For better or for worse I have made a habit out of being completely honest with you. Well then … why stop now? Last Monday, I was borderline belligerent. In fact, the only thing keeping me from crossing that border, were my two beautiful children with four very open ears. Honestly, I rarely swear. I don’t like to … I always feel bad after, but last week, nothing would have soothed my temper tantrum quite so well as a good verbal tirade. It all started with underwear.
You see, I had spent the weekend folding and putting away four baskets of laundry. And you’d think, as I did, that in all those clothes there would be at least ONE pair of boy underwear right? Wrong. I had just gotten home, we had twenty minutes before soccer practice, the cat had an accident, my daughter needed me upstairs, and my son sat in the wet spot where I cleaned the cat mess! OF COURSE! Because why, in our whole entire two story plus basement house would you choose to sit anywhere else but the two by one square space of carpet that’s wet!?! Needless to say, he needed new clothes and underwear. That’s where I started to lose it.

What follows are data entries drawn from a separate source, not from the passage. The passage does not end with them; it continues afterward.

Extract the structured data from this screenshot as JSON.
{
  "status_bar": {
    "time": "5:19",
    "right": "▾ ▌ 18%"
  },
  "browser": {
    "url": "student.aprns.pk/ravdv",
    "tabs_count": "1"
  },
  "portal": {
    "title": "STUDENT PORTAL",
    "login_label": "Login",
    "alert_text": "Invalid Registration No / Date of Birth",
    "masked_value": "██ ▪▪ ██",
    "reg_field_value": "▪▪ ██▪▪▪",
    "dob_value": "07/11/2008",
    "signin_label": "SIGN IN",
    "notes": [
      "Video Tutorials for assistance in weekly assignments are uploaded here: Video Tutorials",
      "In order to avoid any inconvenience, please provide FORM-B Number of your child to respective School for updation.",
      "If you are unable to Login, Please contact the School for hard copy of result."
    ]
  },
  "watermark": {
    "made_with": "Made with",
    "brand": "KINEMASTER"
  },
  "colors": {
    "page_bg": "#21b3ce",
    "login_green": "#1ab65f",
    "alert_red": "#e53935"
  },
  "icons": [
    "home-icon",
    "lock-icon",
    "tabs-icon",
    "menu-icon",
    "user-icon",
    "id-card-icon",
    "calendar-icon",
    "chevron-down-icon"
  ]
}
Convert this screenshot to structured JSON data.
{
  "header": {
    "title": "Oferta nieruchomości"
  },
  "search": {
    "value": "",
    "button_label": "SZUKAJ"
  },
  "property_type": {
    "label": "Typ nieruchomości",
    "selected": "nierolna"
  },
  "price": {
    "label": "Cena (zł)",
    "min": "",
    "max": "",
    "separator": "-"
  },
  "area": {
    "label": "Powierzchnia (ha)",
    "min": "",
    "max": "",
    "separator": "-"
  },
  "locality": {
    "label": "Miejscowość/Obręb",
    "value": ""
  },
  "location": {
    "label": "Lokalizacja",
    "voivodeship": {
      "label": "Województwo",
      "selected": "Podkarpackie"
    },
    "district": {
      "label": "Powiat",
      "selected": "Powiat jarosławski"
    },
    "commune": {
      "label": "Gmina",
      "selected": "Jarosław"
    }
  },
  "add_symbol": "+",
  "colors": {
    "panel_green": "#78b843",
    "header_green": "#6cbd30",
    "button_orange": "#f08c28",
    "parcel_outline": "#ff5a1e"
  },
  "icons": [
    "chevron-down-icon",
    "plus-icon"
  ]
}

The next twenty minutes involved multiple trips upstairs and downstairs, dumping clean baskets, turning over dryer-fulls and scrambling through his empty drawer just to realize that it is in fact possible to do endless loads of laundry and still not have the one item you need. Finally, in a state of pure rage, I slammed my hand against the wall (internally cursing my laundry to the depths of hades) and then fuming worse at my broken blood vessel finger that was now turning purple from the knuckle up. Let me clarify that this entire time, my son was wandering around behind me dressed in nothing more than a t-shirt and soccer socks. No pressure. Just a little naked shadow to keep me motivated.
Edging on manic, I then dumped the ONE dirty basket I had left, and lo and behold … there were the underwear! I forcefully tossed a pair at my son who looked at me (and the dragon-like smoke coming out of my ears) with caution. “Umm…” he hedged, “Mom? Are these – clean?”
Ready to internally combust at this point, I lifted three fingers and proceeded to point out his options with vengeance. “It is either those, or mine, or your sister’s!”
“These are great,” he smiled appeasingly, skinny legs nearly tripping as he pulled them on with haste.
The short ride to soccer consisted of me yelling at my kids, “You know I’m not mad at you right!?!”
“Yeah,” they said, glancing nervously at one another. “We know mom.”
The afternoon was a total fail. I was a total fail. Literally slinking like a deflated balloon, I stepped out of the car to see my blonde and beautiful and always-put-together friend dropping her son off five minutes late too. “Hey you,” I said. “Rough day?”
“Totally,” she said, taking her keys from her four-year-old who sat ready-for-anything in the driver’s seat.
In a moment of desired absolution, I confessed my whole previous scenario. I don’t know what I expected exactly, but it wasn’t the laughter-filled hug that I received. After parting, she told me that her afternoon consisted of her son getting off the bus late, refusing to leave the house before taking WAY too long in the bathroom, and losing his sock somewhere between the toilet and the car. So while my son had on dirty underwear, her’s had one ankle sock, and one shinguard respectively. In that moment … as her small daughter screamed from the car and her four-year-old came yanking on her skirt to get her attention, I was vindicated. I saw the same exasperation, the same “God? A little help here!” look passing over her tired smile, and in that … I was renewed. Because so often, I try to be the “perfect” mom, but it’s not about being perfect – it’s about realizing that everyone else is as imperfect as you are (even if they’re great at hiding it).
Jackie Kennedy once said, “If you bungle raising your children, I don’t think whatever else you do matters very much.” And sometimes … I’m afraid she’s right, but I’m more afraid that I have already “bungled.” Because in all honesty, I make a mess of things. I lose my temper. I wash the wrong laundry. I say I will and don’t. I get there when I get there. I mismatch socks. I fall asleep too early. I wake up too late. I forget before. I remember after. I fail. Epically so.
But then … grace overwhelms me, because today is Mother’s Day … and I am given gifts by the gifts God gave me. My daughter wrote me a book that tells me what makes me “amazing.” According to her, I am amazing because I love the color blue. I play with her. We bake on Sundays. I help her with work. And that’s all it takes. My son gives me a print of his hand, on his card (written in his most careful handwriting) he says I’m the best. I know I’m not, but am SO thankful it’s not my opinion that matters – it’s his. Just like that – I’m absolved. Thank heaven love is blind; would it be too much to wish it were also deaf?
Vindicated, as are you.